They display their plumose hairs and front leg hinges to attract females. The males also have patches of UV reflectance, which is an added visual component. They perform sliding, zigzag and vibrational movements too.
Apart from visual display and dance, males also create complex vibratory presentations. Scientists estimate 20 different motifs that change as the courtship progresses. These sounds and vibrations resemble drum rolls or buzzes.
The male’s motifs song has an identity, fluid-structure, variety, and variability. At times, they wave their foreleg to get the female’s attention. They understand that the female can eat them if they are not receptive to the courtship.
4. Long-Bodied Cellar Spiders
|Scientific Name:||Pholcus phalangioides|
|Size:||0.24 to 0.31 inches|
|Average Life Span:||3 years|
|Diet:||Flies, mosquitos, moths, ants, and other small insects|
Cellar spiders live in solitary only to find other spiders during the mating season. Their communication channels include visual, pheromones, and tactile. Male cellar spiders track a female using the pheromones she leaves behind.
They communicate using touch and chemicals, but more research is underway.
On other rare occasions, cellar spiders may choose to live in loose-knit groups. Here, they build webs and feed communally, but there’s not much information about their communication.
5. Wolf Spider
|Size:||0.24 to 1.2 inches|
|Average Life Span:||12 to 18 months|
|Maturity:||After molting 5 or 10 times|
|Diet:||Flies, mosquitos, moths, ants, and other small insects|
Male wolf spiders produce purring vibrations to attract a mate. These vibrations also produce an airborne sound that is audible to humans but inaudible to the critters.

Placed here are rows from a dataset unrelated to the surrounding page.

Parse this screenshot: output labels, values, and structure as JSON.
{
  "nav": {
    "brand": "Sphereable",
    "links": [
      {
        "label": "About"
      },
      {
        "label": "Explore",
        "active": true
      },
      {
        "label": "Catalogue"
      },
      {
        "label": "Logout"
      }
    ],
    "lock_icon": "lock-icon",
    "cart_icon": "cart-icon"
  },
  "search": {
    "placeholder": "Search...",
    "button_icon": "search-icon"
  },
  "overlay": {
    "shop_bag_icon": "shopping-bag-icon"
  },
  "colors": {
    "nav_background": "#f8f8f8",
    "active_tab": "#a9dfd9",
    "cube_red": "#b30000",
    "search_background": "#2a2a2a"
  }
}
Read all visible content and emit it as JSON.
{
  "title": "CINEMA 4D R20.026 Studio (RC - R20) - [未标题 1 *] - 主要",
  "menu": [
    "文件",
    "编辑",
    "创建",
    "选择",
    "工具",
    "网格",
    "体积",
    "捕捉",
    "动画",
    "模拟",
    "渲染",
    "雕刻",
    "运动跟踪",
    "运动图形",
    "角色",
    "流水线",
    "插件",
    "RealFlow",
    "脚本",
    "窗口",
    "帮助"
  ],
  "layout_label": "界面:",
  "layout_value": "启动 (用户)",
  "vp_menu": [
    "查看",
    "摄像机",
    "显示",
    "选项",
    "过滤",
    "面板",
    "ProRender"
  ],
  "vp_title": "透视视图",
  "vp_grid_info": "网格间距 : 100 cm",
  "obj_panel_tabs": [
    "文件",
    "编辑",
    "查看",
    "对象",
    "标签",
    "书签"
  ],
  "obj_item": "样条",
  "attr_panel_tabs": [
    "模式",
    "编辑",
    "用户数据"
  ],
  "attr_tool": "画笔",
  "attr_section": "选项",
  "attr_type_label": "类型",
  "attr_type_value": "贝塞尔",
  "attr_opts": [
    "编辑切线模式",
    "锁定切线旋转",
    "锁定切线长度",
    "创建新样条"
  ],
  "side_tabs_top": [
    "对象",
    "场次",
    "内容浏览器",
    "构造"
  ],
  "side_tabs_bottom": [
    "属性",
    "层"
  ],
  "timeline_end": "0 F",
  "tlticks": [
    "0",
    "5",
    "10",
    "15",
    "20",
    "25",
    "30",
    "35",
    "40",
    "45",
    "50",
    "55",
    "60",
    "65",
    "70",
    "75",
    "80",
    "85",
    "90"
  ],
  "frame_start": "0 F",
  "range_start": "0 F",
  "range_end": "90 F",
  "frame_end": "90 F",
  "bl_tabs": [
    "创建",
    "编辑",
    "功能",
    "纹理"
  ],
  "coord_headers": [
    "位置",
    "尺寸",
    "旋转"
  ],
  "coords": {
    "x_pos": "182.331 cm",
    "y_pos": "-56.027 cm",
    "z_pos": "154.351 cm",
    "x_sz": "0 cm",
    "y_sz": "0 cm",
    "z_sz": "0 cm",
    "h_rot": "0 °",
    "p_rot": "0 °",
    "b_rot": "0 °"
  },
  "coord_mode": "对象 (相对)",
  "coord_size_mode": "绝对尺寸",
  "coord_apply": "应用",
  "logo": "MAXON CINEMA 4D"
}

The male uses his pedipalps as a musical instrument. Since one side of the pedipalp has a rough surface, it uses this to scrap the other.
This creates vibrations, which in turn, hit dry leaves to transfer the sound. In this case, the leaves act as a telephone line.
For a wolf spider’s purr vibrations to work effectively, the couple must be on a surface that can vibrate. If the female is far away, she may not pick up on these vibrations.
- See Also: 7 Spiders Found in Florida
|Size:||4.75 inches long|
|Average Life Span:||Up to 30 years in the wild|
|Maturity:||2 – 5 years|
|Diet:||Carnivore. It eats insects and big game like mice, lizards, frogs, and toads|
Tarantulas have a distinct mating ritual. The male spins a sperm web to store sperm.
He also loads his pedipalps with some and starts his search for a female burrow. He uses pheromones as a guide to finding a suitable mate.
When he finds a female burrow, he alerts the female by tapping his foot. The female may emerge or ignore his call.
If she is receptive, the male will seduce her with his courtship display. This includes shaking his pedipalps, raising his abdomen, lowering the front part of his body, and producing vibrations.
- See Also: 10 Spiders Found in Arkansas
Do Spiders Hang out with Each Other?
Some spiders are social and form long-lasting aggregations. However, most species are solitary and aggressive.
How Do Male Spiders Communicate with Females?
They rely on sound and sense of touch. Additionally, males use pheromones to identify the nature of a female.
Spiders do find and communicate with each other in a fascinating manner. They relay information by vibratory mechanisms and by pheromones. Although their communication system is complex, these critters understand the message relayed amongst themselves.
Featured Image Credit: Ian Redding, Shutterstock
Nicole is the proud mom of Baby, a Burmese cat and Rosa, a New Zealand Huntaway. A Canadian expat, Nicole now lives on a lush forest property with her Kiwi husband in New Zealand. She has a strong love for all animals of all shapes and sizes (and particularly loves a good interspecies friendship) and wants to share her animal knowledge and other experts’ knowledge with pet lovers across the globe.